It is a known fact that comparable regions, even regions with less density, have effective light rail systems. We see this in cities such as Calgary and Edmonton. The recent Interurban study was undertaken by a prestigious light rail firm in England, Leewood Projects. It would be absurd for them to even include ridership data in their study. They have shown us that the system is very workable here in B.C. and can be built economically. If they were in the business of planning systems that didn’t work, they would not be the kind of firm that helped build the Channel Tunnel. This shows the hollowness of the Ridership argument.
According to Translink figures, the West Coast Express commuter service recovers more than 90% of its operating costs. This is despite the fact that as much as half of its budget goes toward a heavy lease fee to CP Rail. The Interurban corridor, on the other hand, does not require any lease fee. The right to operate passenger trains is already owned by the public. The Interurban would serve a population approaching 3 times that of the West Coast Express, and with no lease fee there is little doubt the service would quickly turn an operating profit.
Light Rail systems are one of the most cost effective systems in the world and one of the few modes of public transportation that can pay for themselves. Highways and roads on the other hand cost BC taxpayers billions. The Provincial Transit Plan calls for expenditures of $1.6 billion on buses alone over the next few years. Traffic congestion also has tremendous hidden costs: economic costs, health costs, and costs in terms of environmental pollution.
Ultimately, all of the Province’s current transportation proposals for the Fraser Valley will only serve to increase the traffic on our roads. Reducing road traffic reduces all of these costs. It’s estimated that the West Coast Express service is equivalent to taking 4,300 cars off the road and reducing greenhouse gas emissions by 21,502 tonnes a day.
Opponents of the Interurban argue that, with the current Economic hardships, the timing for construction of an Interurban system is poor. In fact, implementing light rail on the existing Interurban Right of Way is incredibly cost-effective ($6 million per km compared to Skytrain $100-140 million per km). A proposed Skytrain extension as far as Langley will further bankrupt the transit system and communities in the Valley have made it clear they prefer more affordable light rail. The system will serve roughly a million people in the Fraser Valley, far more than any multi-billion dollar transit projects under consideration for Vancouver. The alternative to light rail service is to continue pouring millions into expensive government transit projects like Skytrain.

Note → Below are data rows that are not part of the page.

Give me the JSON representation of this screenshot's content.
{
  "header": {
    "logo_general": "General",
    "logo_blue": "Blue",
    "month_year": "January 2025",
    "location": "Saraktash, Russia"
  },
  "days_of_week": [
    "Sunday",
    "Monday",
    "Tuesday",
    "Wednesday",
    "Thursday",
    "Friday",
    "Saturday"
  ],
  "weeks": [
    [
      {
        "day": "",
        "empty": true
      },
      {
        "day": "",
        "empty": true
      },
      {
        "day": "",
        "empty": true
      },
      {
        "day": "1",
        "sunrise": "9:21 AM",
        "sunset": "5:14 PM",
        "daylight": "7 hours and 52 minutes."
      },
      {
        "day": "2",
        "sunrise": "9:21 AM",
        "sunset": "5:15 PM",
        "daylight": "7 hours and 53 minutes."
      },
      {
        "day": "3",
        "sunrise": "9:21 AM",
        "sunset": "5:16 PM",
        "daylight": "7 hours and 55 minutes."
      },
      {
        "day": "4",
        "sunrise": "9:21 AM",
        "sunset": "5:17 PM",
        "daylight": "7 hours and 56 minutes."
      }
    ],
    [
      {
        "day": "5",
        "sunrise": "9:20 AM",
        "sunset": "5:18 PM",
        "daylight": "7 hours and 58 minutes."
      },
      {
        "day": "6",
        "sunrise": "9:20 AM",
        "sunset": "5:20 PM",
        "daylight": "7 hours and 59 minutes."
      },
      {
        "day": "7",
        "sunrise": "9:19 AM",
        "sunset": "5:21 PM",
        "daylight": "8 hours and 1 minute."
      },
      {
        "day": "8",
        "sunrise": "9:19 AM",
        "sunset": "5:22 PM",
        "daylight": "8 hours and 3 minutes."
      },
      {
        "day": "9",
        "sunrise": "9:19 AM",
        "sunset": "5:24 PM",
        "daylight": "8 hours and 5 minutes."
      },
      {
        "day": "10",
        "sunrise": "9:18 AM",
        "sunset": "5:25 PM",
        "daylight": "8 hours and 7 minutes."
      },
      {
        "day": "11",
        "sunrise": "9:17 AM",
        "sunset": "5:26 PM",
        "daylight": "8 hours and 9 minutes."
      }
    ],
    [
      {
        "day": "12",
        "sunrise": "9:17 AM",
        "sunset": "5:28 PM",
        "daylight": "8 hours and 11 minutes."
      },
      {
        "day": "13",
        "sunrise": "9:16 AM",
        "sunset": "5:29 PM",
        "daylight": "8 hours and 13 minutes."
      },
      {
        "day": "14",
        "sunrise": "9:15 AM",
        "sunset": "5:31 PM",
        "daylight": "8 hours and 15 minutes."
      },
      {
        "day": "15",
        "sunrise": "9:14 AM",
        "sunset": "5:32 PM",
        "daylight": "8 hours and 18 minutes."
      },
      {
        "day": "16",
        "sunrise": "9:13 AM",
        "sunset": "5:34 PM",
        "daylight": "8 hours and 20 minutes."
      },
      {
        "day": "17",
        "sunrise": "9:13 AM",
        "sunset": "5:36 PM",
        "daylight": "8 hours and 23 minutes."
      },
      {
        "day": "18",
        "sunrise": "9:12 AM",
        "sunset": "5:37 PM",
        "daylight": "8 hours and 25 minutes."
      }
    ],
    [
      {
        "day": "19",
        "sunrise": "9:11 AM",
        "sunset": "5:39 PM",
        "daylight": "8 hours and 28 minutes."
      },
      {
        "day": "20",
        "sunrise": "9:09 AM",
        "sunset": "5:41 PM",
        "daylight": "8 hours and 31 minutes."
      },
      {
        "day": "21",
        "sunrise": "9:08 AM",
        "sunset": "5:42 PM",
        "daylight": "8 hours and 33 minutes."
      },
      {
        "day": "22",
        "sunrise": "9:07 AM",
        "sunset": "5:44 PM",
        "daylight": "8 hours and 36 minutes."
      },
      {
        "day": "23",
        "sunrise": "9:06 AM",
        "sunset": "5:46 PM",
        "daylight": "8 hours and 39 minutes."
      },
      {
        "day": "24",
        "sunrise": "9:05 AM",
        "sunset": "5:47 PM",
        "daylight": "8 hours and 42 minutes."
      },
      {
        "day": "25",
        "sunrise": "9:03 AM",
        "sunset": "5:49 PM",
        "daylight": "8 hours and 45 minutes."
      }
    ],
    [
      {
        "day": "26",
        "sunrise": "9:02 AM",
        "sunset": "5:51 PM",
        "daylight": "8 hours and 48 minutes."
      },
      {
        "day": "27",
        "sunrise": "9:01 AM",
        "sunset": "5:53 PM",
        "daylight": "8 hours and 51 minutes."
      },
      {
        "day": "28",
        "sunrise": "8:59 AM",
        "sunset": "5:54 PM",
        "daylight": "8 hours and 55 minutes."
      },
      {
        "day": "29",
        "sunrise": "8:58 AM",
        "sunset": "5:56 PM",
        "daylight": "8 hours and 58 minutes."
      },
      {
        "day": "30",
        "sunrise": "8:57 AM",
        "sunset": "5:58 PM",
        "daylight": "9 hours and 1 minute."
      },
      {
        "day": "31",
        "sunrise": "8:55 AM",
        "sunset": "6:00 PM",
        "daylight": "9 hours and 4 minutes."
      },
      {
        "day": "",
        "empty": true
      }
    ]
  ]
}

Today, we still have the opportunity to build a light rail system in the Fraser Valley economically, to all our benefit. The costs of failing to act now are extreme and cannot truly be calculated. A light rail network will help to relieve traffic on our roads, improving our health, our air quality and the environment around us. One day soon this service will connect all the cities of the Fraser Valley and Vancouver in a truly comprehensive transit network. The time to plan that future is today.